FDA Approves Amivantamab-vmjw for EGFR Exon 20-Mutant NSCLC
This is the first targeted therapy regimen approved for this patient population.
The FDA approved amivantamab-vmjw (Rybrevant) for the treatment of adults with non-small cell lung cancer (NSCLC) whose tumors have EGFR exon 20 insertion mutations. This is the first targeted therapy approved for this subset of lung cancers.
The agency also approved a companion diagnostic — Guardant360 CDx.
“Advances in precision oncology continue to facilitate drug development, allowing diseases like lung cancer to be subset into biomarker-defined populations appropriate for targeted therapies,” said Julia Beaver, MD, chief of medical oncology in the FDA’s Oncology Center of Excellence and acting deputy director of the Office of Oncologic Diseases in the FDA’s Center for Drug Evaluation and Research, in a statement.
The approval was based on findings from a clinical trial that included 81 patients with NSCLC with EGFR exon 20 insertion mutations whose disease progressed on or after receiving platinum-based chemotherapy. The overall response rate in patients who received amivantamab-vmjw was 40%, and average duration of response was 11.1 months. Sixty-three percent of patients had a response that lasted 6 months or longer.
Common adverse events of the targeted agent include: rash, skin infections around the finger and toenails, infusion-related reactions, muscle and joint pain, nausea, fatigue, shortness of breath, swelling in the lower legs or hand or face, mouth sores, constipation, cough, vomiting, and changes in some blood tests.
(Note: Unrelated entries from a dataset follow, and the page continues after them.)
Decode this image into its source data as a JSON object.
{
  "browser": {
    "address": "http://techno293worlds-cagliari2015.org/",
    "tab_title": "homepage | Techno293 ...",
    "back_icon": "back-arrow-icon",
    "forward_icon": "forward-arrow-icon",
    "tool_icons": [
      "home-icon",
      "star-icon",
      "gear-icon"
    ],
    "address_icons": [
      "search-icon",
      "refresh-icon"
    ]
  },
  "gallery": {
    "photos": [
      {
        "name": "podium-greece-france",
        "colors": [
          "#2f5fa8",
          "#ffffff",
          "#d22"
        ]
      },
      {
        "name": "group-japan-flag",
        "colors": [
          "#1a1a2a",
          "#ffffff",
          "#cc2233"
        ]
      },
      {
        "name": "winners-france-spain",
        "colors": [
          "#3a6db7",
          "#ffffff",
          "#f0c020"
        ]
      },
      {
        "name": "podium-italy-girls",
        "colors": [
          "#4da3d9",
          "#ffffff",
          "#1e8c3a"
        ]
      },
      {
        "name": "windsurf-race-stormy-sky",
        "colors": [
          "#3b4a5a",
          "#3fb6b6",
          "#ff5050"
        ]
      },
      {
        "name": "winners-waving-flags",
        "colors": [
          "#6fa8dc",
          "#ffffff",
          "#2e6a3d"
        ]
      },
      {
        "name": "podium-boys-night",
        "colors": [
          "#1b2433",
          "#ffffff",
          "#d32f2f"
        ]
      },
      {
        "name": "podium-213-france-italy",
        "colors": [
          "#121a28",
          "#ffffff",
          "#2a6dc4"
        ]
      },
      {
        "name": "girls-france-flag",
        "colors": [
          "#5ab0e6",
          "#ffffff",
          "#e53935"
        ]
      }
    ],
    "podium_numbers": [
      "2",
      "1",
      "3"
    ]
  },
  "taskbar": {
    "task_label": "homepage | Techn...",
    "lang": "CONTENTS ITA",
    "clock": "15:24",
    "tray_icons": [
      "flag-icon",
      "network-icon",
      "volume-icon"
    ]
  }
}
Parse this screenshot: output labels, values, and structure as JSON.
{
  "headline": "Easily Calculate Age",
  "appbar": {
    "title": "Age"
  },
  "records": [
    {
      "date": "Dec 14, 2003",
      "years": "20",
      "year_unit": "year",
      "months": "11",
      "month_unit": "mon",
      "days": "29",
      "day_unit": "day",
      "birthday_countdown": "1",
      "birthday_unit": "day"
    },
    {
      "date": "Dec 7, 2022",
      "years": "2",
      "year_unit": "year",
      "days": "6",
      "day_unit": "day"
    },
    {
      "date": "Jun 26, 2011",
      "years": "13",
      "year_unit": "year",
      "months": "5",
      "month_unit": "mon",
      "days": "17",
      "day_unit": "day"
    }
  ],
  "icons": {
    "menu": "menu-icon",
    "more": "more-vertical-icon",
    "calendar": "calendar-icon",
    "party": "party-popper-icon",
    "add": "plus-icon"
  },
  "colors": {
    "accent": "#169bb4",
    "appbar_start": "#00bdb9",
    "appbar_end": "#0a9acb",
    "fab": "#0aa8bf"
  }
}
If patients start to show symptoms of interstitial lung disease, treatment with amivantamab-vmjw should be stopped; if interstitial lung disease is confirmed, treatment with the drug should be discontinued permanently.
Nurses should also talk to patients about sun exposure, which should be limited for 2 months after treatment with amivantamab-vmjw, as well as the possibility of vision problems occurring. Before prescribing the drug, clinicians should be sure that women are not pregnant.
“With today’s approval, for the first time, patients with non-small cell lung cancer with EGFR exon 20 insertion mutations will have a targeted treatment option,” Beaver said.
FDA. FDA Approves First Targeted Therapy for Subset of Non-Small Cell Lung Cancer. May 21, 2021. https://content.govdelivery.com/accounts/USFDA/bulletins/2da97ee